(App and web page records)
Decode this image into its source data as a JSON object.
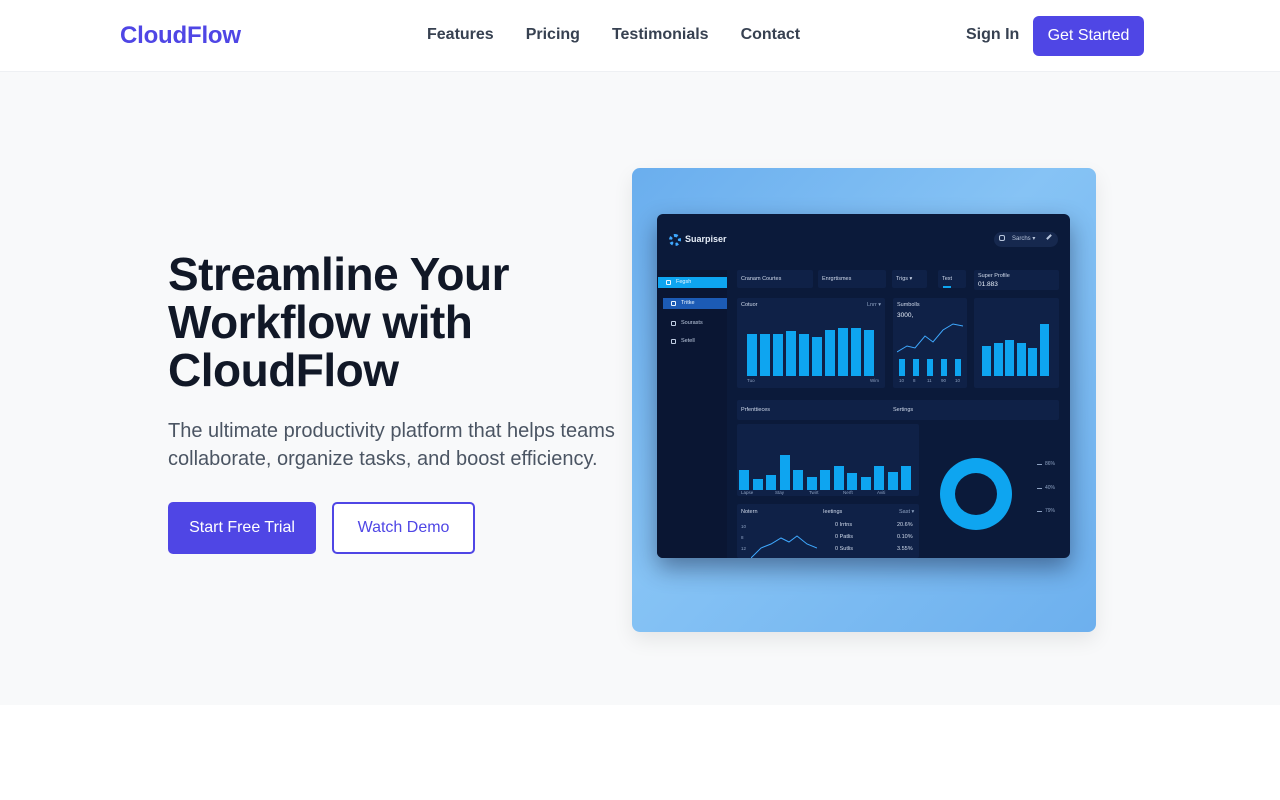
{
  "nav": {
    "logo": "CloudFlow",
    "links": [
      "Features",
      "Pricing",
      "Testimonials",
      "Contact"
    ],
    "sign_in": "Sign In",
    "get_started": "Get Started"
  },
  "hero": {
    "title": "Streamline Your Workflow with CloudFlow",
    "subtitle": "The ultimate productivity platform that helps teams collaborate, organize tasks, and boost efficiency.",
    "primary_cta": "Start Free Trial",
    "secondary_cta": "Watch Demo"
  },
  "illustration": {
    "brand": "Suarpiser",
    "search": "Sarchs ▾",
    "sidebar": [
      "Fegsh",
      "Tritke",
      "Sourasts",
      "Setell"
    ],
    "tabs": [
      "Cranam Courtes",
      "Enrgrtismes",
      "Trigs ▾",
      "Text"
    ],
    "profile_label": "Super Profile",
    "profile_value": "01.883",
    "panel1_title": "Cotuor",
    "panel1_range": "Lnrr ▾",
    "panel1_xlabels": [
      "Tuo",
      "Wim"
    ],
    "panel1_bars": [
      0.72,
      0.72,
      0.72,
      0.78,
      0.72,
      0.68,
      0.8,
      0.82,
      0.82,
      0.8
    ],
    "panel2_title": "Sumbolls",
    "panel2_value": "3000,",
    "panel2_bars": [
      0.55,
      0.55,
      0.55,
      0.55,
      0.55
    ],
    "panel2_xlabels": [
      "10",
      "8",
      "11",
      "90",
      "10"
    ],
    "panel3_bars": [
      0.55,
      0.6,
      0.65,
      0.6,
      0.5,
      0.95
    ],
    "section_left": "Prfenttieces",
    "section_right": "Sertings",
    "panel4_bars": [
      0.45,
      0.25,
      0.35,
      0.8,
      0.45,
      0.3,
      0.45,
      0.55,
      0.38,
      0.3,
      0.55,
      0.4,
      0.55
    ],
    "panel4_xlabels": [
      "Lapse",
      "Stay",
      "Twirt",
      "Nerft",
      "Aviti"
    ],
    "donut_legend": [
      "86%",
      "40%",
      "79%"
    ],
    "table_title": "Notern",
    "table_col": "Ieetings",
    "table_filter": "Sast ▾",
    "table_rows": [
      {
        "name": "0 Irrtns",
        "val": "20.6%"
      },
      {
        "name": "0 Patlis",
        "val": "0.10%"
      },
      {
        "name": "0 Sutlis",
        "val": "3.55%"
      }
    ],
    "line_axis": [
      "10",
      "8",
      "12"
    ]
  }
}
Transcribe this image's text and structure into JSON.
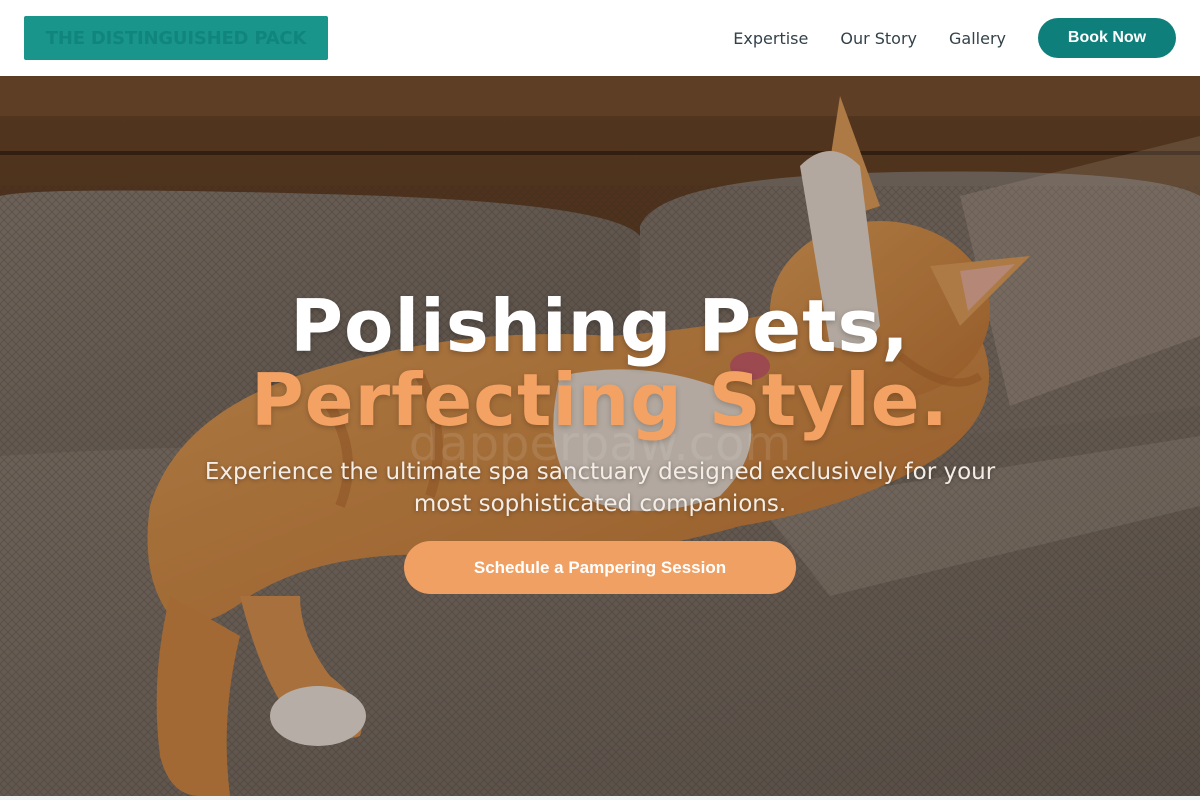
{
  "header": {
    "logo_text": "THE DISTINGUISHED PACK",
    "nav_links": [
      "Expertise",
      "Our Story",
      "Gallery"
    ],
    "cta_label": "Book Now"
  },
  "hero": {
    "headline_line1": "Polishing Pets,",
    "headline_line2": "Perfecting Style.",
    "watermark": "dapperpaw.com",
    "subtitle": "Experience the ultimate spa sanctuary designed exclusively for your most sophisticated companions.",
    "cta_label": "Schedule a Pampering Session",
    "image_subject": "orange tabby cat lounging on a beige sofa"
  },
  "colors": {
    "brand_teal": "#0e7f7b",
    "logo_bg": "#1a958c",
    "accent_orange": "#f0a062",
    "headline_white": "#ffffff",
    "nav_text": "#33424a"
  }
}
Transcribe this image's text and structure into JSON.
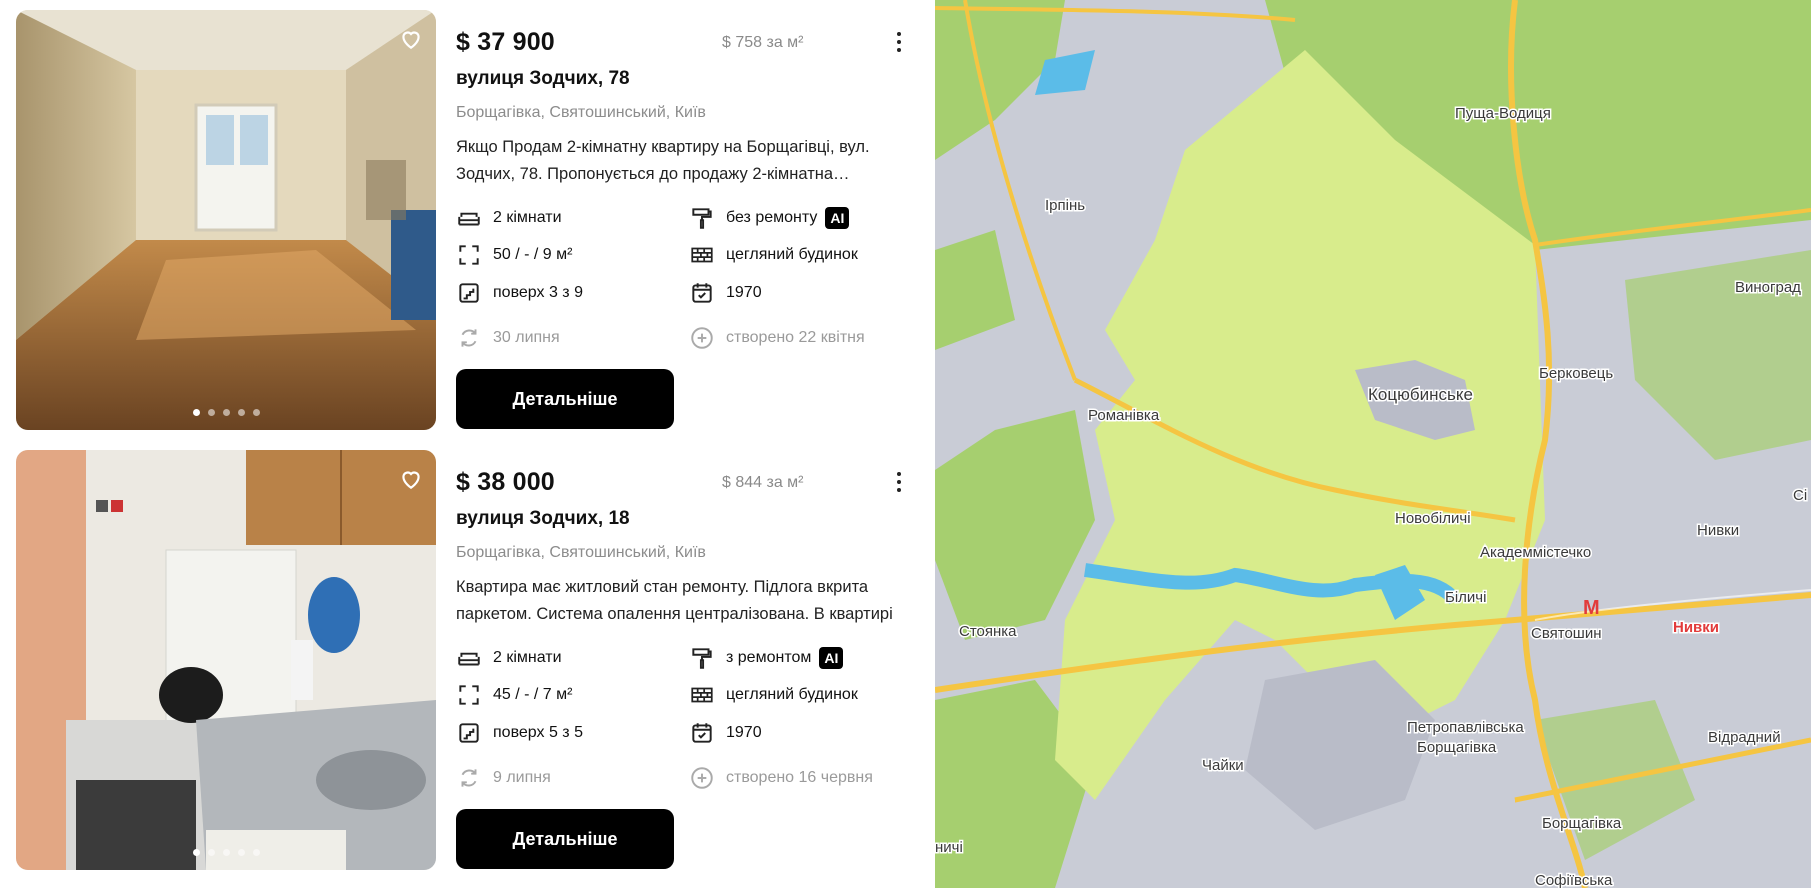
{
  "listings": [
    {
      "price": "$ 37 900",
      "price_per_m2": "$ 758 за м²",
      "street": "вулиця Зодчих, 78",
      "district": "Борщагівка, Святошинський, Київ",
      "description": "Якщо Продам 2-кімнатну квартиру на Борщагівці, вул. Зодчих, 78. Пропонується до продажу 2-кімнатна квартира",
      "rooms": "2 кімнати",
      "renovation": "без ремонту",
      "ai_badge": "AI",
      "area": "50 / - / 9 м²",
      "building": "цегляний будинок",
      "floor": "поверх 3 з 9",
      "year": "1970",
      "updated": "30 липня",
      "created": "створено 22 квітня",
      "button": "Детальніше",
      "slide_count": 5,
      "active_slide": 1
    },
    {
      "price": "$ 38 000",
      "price_per_m2": "$ 844 за м²",
      "street": "вулиця Зодчих, 18",
      "district": "Борщагівка, Святошинський, Київ",
      "description": "Квартира має житловий стан ремонту. Підлога вкрита паркетом. Система опалення централізована. В квартирі",
      "rooms": "2 кімнати",
      "renovation": "з ремонтом",
      "ai_badge": "AI",
      "area": "45 / - / 7 м²",
      "building": "цегляний будинок",
      "floor": "поверх 5 з 5",
      "year": "1970",
      "updated": "9 липня",
      "created": "створено 16 червня",
      "button": "Детальніше",
      "slide_count": 5,
      "active_slide": 1
    }
  ],
  "map": {
    "labels": {
      "pushcha": "Пуща-Водиця",
      "irpin": "Ірпінь",
      "vynohrad": "Виноград",
      "berkovets": "Берковець",
      "kotsiubynske": "Коцюбинське",
      "romanivka": "Романівка",
      "novobilychi": "Новобіличі",
      "akademmistechko": "Академмістечко",
      "nyvky": "Нивки",
      "bilychi": "Біличі",
      "stoianka": "Стоянка",
      "sviatoshyn": "Святошин",
      "metro_nyvky": "Нивки",
      "metro_icon": "М",
      "petropavlivska_1": "Петропавлівська",
      "petropavlivska_2": "Борщагівка",
      "vidradnyi": "Відрадний",
      "chaiky": "Чайки",
      "borshchahivka": "Борщагівка",
      "sofiivska": "Софіївська",
      "nychi": "ничі",
      "si": "Сі"
    },
    "colors": {
      "urban": "#c9ccd6",
      "forest": "#a6cf6f",
      "open_land": "#d8ec8c",
      "water": "#5bbce8",
      "road": "#f5c542",
      "metro": "#e23b3b"
    }
  }
}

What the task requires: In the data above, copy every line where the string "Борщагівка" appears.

Output:
      "district": "Борщагівка, Святошинський, Київ",
      "district": "Борщагівка, Святошинський, Київ",
      "petropavlivska_2": "Борщагівка",
      "borshchahivka": "Борщагівка",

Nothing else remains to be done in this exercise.